## YOUR TASK
Go through the data below and retype all of it exactly.

## Web page and app entries
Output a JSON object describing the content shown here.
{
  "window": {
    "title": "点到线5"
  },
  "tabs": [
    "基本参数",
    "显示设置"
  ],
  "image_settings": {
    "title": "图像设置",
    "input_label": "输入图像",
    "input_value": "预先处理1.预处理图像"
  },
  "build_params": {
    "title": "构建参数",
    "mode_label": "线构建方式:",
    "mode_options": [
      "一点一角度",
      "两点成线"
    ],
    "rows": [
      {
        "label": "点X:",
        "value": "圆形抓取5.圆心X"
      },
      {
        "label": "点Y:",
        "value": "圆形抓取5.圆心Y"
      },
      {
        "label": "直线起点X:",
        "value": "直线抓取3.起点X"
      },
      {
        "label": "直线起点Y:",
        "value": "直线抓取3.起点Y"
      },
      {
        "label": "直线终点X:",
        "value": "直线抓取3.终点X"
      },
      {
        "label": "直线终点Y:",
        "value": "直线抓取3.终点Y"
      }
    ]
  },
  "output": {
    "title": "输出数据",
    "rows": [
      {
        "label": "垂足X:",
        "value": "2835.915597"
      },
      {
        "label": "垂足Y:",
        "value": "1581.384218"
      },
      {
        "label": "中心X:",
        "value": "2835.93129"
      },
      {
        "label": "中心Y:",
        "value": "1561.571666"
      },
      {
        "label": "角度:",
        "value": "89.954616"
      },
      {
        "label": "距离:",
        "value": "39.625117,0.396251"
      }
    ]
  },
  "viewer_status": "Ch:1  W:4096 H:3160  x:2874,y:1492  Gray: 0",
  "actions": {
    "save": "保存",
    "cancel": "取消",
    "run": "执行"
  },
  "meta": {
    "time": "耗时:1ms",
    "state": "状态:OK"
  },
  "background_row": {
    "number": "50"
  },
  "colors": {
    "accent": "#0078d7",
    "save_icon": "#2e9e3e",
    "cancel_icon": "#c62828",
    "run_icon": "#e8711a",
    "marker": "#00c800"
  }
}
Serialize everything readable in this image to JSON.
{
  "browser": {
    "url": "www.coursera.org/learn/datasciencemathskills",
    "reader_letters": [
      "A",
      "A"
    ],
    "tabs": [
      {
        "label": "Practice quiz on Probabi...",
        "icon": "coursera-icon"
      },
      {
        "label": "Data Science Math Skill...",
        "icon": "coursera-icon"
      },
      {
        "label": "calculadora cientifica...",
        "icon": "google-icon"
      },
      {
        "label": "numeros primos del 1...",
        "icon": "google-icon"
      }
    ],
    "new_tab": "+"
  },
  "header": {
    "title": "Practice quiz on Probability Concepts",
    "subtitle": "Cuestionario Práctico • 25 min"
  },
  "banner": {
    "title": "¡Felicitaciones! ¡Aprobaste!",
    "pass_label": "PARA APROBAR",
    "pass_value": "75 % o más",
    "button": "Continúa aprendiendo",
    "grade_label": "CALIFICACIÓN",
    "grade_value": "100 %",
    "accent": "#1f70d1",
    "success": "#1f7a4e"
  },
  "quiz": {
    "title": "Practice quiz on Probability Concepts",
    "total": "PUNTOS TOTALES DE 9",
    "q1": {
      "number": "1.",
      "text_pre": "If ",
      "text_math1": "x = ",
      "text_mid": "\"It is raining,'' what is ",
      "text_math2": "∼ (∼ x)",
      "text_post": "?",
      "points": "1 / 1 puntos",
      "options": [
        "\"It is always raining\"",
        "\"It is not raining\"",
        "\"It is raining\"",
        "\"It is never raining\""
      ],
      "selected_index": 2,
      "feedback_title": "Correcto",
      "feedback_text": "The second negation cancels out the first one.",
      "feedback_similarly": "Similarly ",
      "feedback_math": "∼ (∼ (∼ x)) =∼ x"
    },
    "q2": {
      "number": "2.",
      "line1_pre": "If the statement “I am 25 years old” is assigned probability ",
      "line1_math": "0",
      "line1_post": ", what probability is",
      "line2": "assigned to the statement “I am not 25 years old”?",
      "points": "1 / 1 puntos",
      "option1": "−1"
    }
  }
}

## RESPONSE BOX
Output a JSON object describing the content shown here.
{
  "window": {
    "title": "点到线5"
  },
  "tabs": [
    "基本参数",
    "显示设置"
  ],
  "image_settings": {
    "title": "图像设置",
    "input_label": "输入图像",
    "input_value": "预先处理1.预处理图像"
  },
  "build_params": {
    "title": "构建参数",
    "mode_label": "线构建方式:",
    "mode_options": [
      "一点一角度",
      "两点成线"
    ],
    "rows": [
      {
        "label": "点X:",
        "value": "圆形抓取5.圆心X"
      },
      {
        "label": "点Y:",
        "value": "圆形抓取5.圆心Y"
      },
      {
        "label": "直线起点X:",
        "value": "直线抓取3.起点X"
      },
      {
        "label": "直线起点Y:",
        "value": "直线抓取3.起点Y"
      },
      {
        "label": "直线终点X:",
        "value": "直线抓取3.终点X"
      },
      {
        "label": "直线终点Y:",
        "value": "直线抓取3.终点Y"
      }
    ]
  },
  "output": {
    "title": "输出数据",
    "rows": [
      {
        "label": "垂足X:",
        "value": "2835.915597"
      },
      {
        "label": "垂足Y:",
        "value": "1581.384218"
      },
      {
        "label": "中心X:",
        "value": "2835.93129"
      },
      {
        "label": "中心Y:",
        "value": "1561.571666"
      },
      {
        "label": "角度:",
        "value": "89.954616"
      },
      {
        "label": "距离:",
        "value": "39.625117,0.396251"
      }
    ]
  },
  "viewer_status": "Ch:1  W:4096 H:3160  x:2874,y:1492  Gray: 0",
  "actions": {
    "save": "保存",
    "cancel": "取消",
    "run": "执行"
  },
  "meta": {
    "time": "耗时:1ms",
    "state": "状态:OK"
  },
  "background_row": {
    "number": "50"
  },
  "colors": {
    "accent": "#0078d7",
    "save_icon": "#2e9e3e",
    "cancel_icon": "#c62828",
    "run_icon": "#e8711a",
    "marker": "#00c800"
  }
}
Serialize everything readable in this image to JSON.
{
  "browser": {
    "url": "www.coursera.org/learn/datasciencemathskills",
    "reader_letters": [
      "A",
      "A"
    ],
    "tabs": [
      {
        "label": "Practice quiz on Probabi...",
        "icon": "coursera-icon"
      },
      {
        "label": "Data Science Math Skill...",
        "icon": "coursera-icon"
      },
      {
        "label": "calculadora cientifica...",
        "icon": "google-icon"
      },
      {
        "label": "numeros primos del 1...",
        "icon": "google-icon"
      }
    ],
    "new_tab": "+"
  },
  "header": {
    "title": "Practice quiz on Probability Concepts",
    "subtitle": "Cuestionario Práctico • 25 min"
  },
  "banner": {
    "title": "¡Felicitaciones! ¡Aprobaste!",
    "pass_label": "PARA APROBAR",
    "pass_value": "75 % o más",
    "button": "Continúa aprendiendo",
    "grade_label": "CALIFICACIÓN",
    "grade_value": "100 %",
    "accent": "#1f70d1",
    "success": "#1f7a4e"
  },
  "quiz": {
    "title": "Practice quiz on Probability Concepts",
    "total": "PUNTOS TOTALES DE 9",
    "q1": {
      "number": "1.",
      "text_pre": "If ",
      "text_math1": "x = ",
      "text_mid": "\"It is raining,'' what is ",
      "text_math2": "∼ (∼ x)",
      "text_post": "?",
      "points": "1 / 1 puntos",
      "options": [
        "\"It is always raining\"",
        "\"It is not raining\"",
        "\"It is raining\"",
        "\"It is never raining\""
      ],
      "selected_index": 2,
      "feedback_title": "Correcto",
      "feedback_text": "The second negation cancels out the first one.",
      "feedback_similarly": "Similarly ",
      "feedback_math": "∼ (∼ (∼ x)) =∼ x"
    },
    "q2": {
      "number": "2.",
      "line1_pre": "If the statement “I am 25 years old” is assigned probability ",
      "line1_math": "0",
      "line1_post": ", what probability is",
      "line2": "assigned to the statement “I am not 25 years old”?",
      "points": "1 / 1 puntos",
      "option1": "−1"
    }
  }
}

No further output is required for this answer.